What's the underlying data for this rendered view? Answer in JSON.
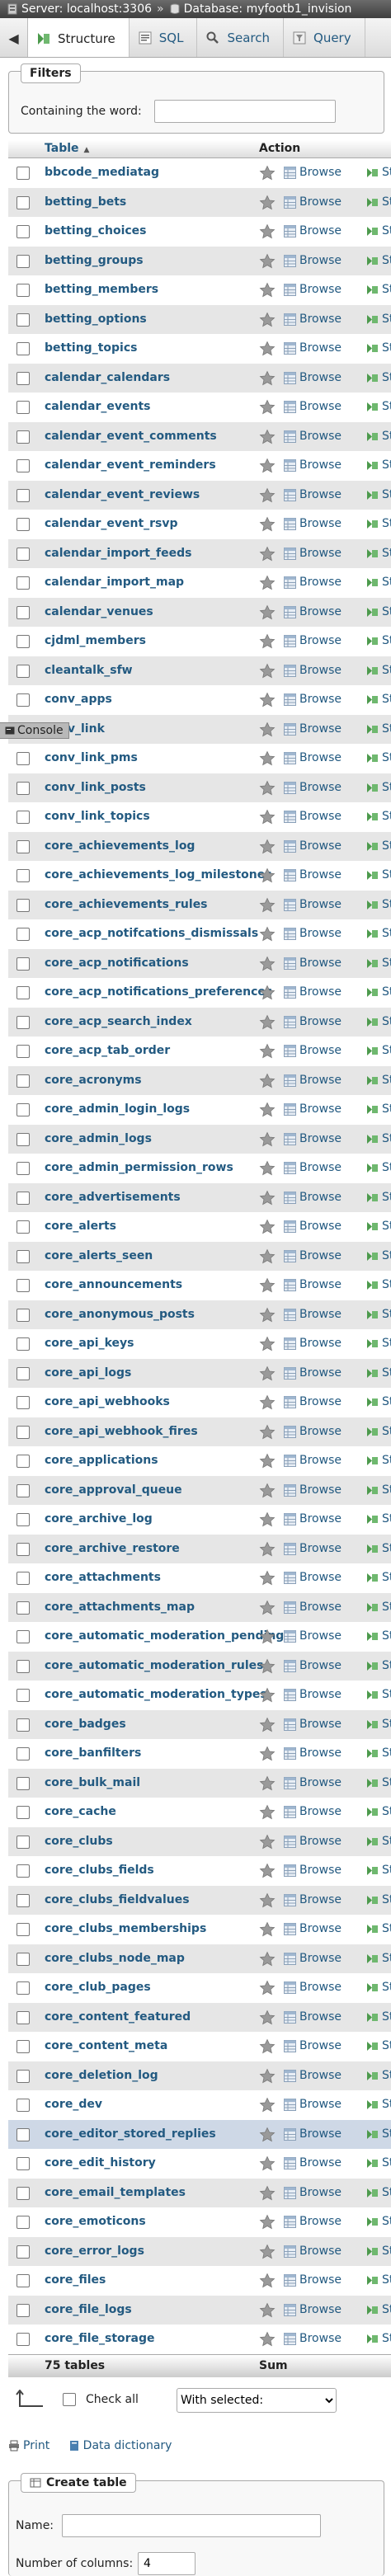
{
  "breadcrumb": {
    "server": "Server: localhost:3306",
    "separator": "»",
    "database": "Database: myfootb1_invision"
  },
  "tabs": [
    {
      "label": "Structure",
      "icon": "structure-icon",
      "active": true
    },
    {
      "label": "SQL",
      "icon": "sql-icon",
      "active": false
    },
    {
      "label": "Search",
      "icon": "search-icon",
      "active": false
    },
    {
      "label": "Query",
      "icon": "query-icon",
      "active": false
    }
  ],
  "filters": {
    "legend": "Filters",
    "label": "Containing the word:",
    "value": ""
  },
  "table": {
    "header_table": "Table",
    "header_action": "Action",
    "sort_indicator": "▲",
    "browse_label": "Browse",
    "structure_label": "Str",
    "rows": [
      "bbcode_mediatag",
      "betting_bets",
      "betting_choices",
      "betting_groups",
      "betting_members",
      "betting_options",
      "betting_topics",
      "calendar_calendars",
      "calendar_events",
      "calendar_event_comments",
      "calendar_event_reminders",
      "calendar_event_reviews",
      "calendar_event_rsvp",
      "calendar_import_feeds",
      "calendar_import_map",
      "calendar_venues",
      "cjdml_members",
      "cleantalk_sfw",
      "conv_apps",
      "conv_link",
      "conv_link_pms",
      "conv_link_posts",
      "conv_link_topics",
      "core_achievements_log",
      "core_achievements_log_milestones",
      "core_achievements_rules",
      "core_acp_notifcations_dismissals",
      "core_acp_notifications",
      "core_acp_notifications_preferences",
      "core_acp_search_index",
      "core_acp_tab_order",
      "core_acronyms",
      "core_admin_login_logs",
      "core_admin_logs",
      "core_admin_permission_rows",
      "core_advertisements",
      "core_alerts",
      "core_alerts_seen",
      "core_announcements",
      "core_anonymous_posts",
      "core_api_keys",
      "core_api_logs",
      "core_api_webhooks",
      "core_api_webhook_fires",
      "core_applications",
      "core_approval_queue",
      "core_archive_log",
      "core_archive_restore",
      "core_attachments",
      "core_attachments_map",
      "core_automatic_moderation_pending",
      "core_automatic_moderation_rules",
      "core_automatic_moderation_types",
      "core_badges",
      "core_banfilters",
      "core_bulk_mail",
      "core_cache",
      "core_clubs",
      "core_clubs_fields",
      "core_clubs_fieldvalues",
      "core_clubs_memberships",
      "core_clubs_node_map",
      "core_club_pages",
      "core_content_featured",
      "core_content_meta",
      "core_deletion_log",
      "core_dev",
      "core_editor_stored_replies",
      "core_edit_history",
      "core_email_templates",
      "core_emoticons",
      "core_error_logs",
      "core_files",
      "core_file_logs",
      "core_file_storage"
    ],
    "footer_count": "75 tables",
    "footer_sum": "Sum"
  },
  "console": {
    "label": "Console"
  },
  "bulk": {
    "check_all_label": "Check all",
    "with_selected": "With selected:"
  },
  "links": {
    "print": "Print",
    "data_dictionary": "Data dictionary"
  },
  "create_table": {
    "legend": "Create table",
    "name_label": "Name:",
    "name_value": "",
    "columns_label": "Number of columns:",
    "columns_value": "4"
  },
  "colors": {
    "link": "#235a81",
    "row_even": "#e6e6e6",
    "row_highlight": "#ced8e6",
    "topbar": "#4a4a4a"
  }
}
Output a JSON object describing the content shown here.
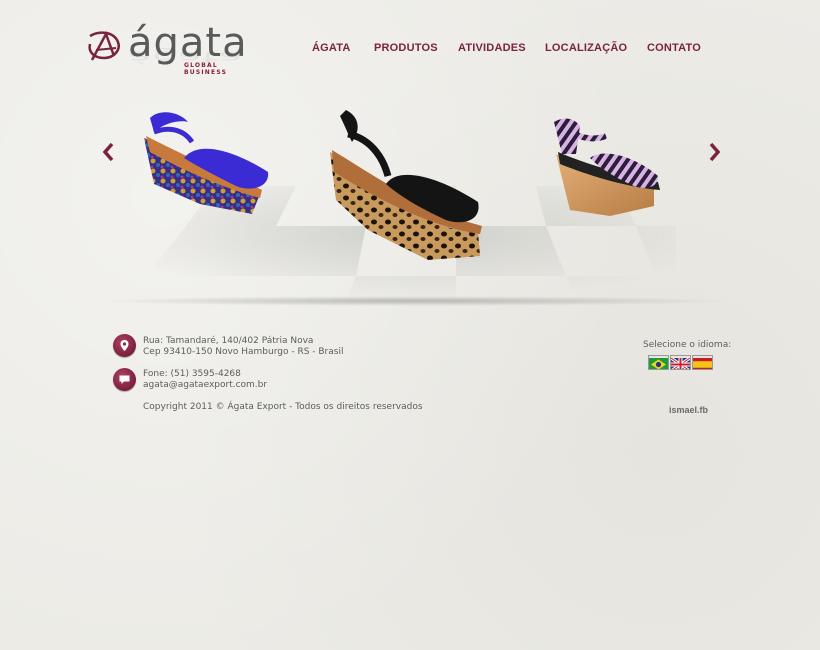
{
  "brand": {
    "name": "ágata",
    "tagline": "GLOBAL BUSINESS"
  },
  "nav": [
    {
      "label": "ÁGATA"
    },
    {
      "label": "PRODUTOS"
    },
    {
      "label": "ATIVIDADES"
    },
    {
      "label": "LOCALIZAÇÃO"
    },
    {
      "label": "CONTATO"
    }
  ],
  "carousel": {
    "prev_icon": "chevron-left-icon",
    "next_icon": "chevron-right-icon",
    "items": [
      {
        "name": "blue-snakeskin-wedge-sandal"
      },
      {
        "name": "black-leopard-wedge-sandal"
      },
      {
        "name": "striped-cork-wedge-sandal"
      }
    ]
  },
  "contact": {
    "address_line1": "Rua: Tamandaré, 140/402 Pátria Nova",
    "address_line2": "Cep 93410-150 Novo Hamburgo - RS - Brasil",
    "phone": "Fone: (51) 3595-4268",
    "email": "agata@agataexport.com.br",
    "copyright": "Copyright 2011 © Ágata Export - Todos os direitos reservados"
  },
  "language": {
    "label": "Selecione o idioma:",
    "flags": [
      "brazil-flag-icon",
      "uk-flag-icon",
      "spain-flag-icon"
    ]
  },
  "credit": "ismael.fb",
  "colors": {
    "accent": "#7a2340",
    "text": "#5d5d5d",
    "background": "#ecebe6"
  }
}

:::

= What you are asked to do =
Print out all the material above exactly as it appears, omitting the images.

= Answer box =
What's the underlying data for this rendered view? Answer in JSON.
{
  "breadcrumb": {
    "server": "Server: localhost:3306",
    "separator": "»",
    "database": "Database: myfootb1_invision"
  },
  "tabs": [
    {
      "label": "Structure",
      "icon": "structure-icon",
      "active": true
    },
    {
      "label": "SQL",
      "icon": "sql-icon",
      "active": false
    },
    {
      "label": "Search",
      "icon": "search-icon",
      "active": false
    },
    {
      "label": "Query",
      "icon": "query-icon",
      "active": false
    }
  ],
  "filters": {
    "legend": "Filters",
    "label": "Containing the word:",
    "value": ""
  },
  "table": {
    "header_table": "Table",
    "header_action": "Action",
    "sort_indicator": "▲",
    "browse_label": "Browse",
    "structure_label": "Str",
    "rows": [
      "bbcode_mediatag",
      "betting_bets",
      "betting_choices",
      "betting_groups",
      "betting_members",
      "betting_options",
      "betting_topics",
      "calendar_calendars",
      "calendar_events",
      "calendar_event_comments",
      "calendar_event_reminders",
      "calendar_event_reviews",
      "calendar_event_rsvp",
      "calendar_import_feeds",
      "calendar_import_map",
      "calendar_venues",
      "cjdml_members",
      "cleantalk_sfw",
      "conv_apps",
      "conv_link",
      "conv_link_pms",
      "conv_link_posts",
      "conv_link_topics",
      "core_achievements_log",
      "core_achievements_log_milestones",
      "core_achievements_rules",
      "core_acp_notifcations_dismissals",
      "core_acp_notifications",
      "core_acp_notifications_preferences",
      "core_acp_search_index",
      "core_acp_tab_order",
      "core_acronyms",
      "core_admin_login_logs",
      "core_admin_logs",
      "core_admin_permission_rows",
      "core_advertisements",
      "core_alerts",
      "core_alerts_seen",
      "core_announcements",
      "core_anonymous_posts",
      "core_api_keys",
      "core_api_logs",
      "core_api_webhooks",
      "core_api_webhook_fires",
      "core_applications",
      "core_approval_queue",
      "core_archive_log",
      "core_archive_restore",
      "core_attachments",
      "core_attachments_map",
      "core_automatic_moderation_pending",
      "core_automatic_moderation_rules",
      "core_automatic_moderation_types",
      "core_badges",
      "core_banfilters",
      "core_bulk_mail",
      "core_cache",
      "core_clubs",
      "core_clubs_fields",
      "core_clubs_fieldvalues",
      "core_clubs_memberships",
      "core_clubs_node_map",
      "core_club_pages",
      "core_content_featured",
      "core_content_meta",
      "core_deletion_log",
      "core_dev",
      "core_editor_stored_replies",
      "core_edit_history",
      "core_email_templates",
      "core_emoticons",
      "core_error_logs",
      "core_files",
      "core_file_logs",
      "core_file_storage"
    ],
    "footer_count": "75 tables",
    "footer_sum": "Sum"
  },
  "console": {
    "label": "Console"
  },
  "bulk": {
    "check_all_label": "Check all",
    "with_selected": "With selected:"
  },
  "links": {
    "print": "Print",
    "data_dictionary": "Data dictionary"
  },
  "create_table": {
    "legend": "Create table",
    "name_label": "Name:",
    "name_value": "",
    "columns_label": "Number of columns:",
    "columns_value": "4"
  },
  "colors": {
    "link": "#235a81",
    "row_even": "#e6e6e6",
    "row_highlight": "#ced8e6",
    "topbar": "#4a4a4a"
  }
}
Output a JSON object describing the content shown here.
{
  "brand": {
    "name": "ágata",
    "tagline": "GLOBAL BUSINESS"
  },
  "nav": [
    {
      "label": "ÁGATA"
    },
    {
      "label": "PRODUTOS"
    },
    {
      "label": "ATIVIDADES"
    },
    {
      "label": "LOCALIZAÇÃO"
    },
    {
      "label": "CONTATO"
    }
  ],
  "carousel": {
    "prev_icon": "chevron-left-icon",
    "next_icon": "chevron-right-icon",
    "items": [
      {
        "name": "blue-snakeskin-wedge-sandal"
      },
      {
        "name": "black-leopard-wedge-sandal"
      },
      {
        "name": "striped-cork-wedge-sandal"
      }
    ]
  },
  "contact": {
    "address_line1": "Rua: Tamandaré, 140/402 Pátria Nova",
    "address_line2": "Cep 93410-150 Novo Hamburgo - RS - Brasil",
    "phone": "Fone: (51) 3595-4268",
    "email": "agata@agataexport.com.br",
    "copyright": "Copyright 2011 © Ágata Export - Todos os direitos reservados"
  },
  "language": {
    "label": "Selecione o idioma:",
    "flags": [
      "brazil-flag-icon",
      "uk-flag-icon",
      "spain-flag-icon"
    ]
  },
  "credit": "ismael.fb",
  "colors": {
    "accent": "#7a2340",
    "text": "#5d5d5d",
    "background": "#ecebe6"
  }
}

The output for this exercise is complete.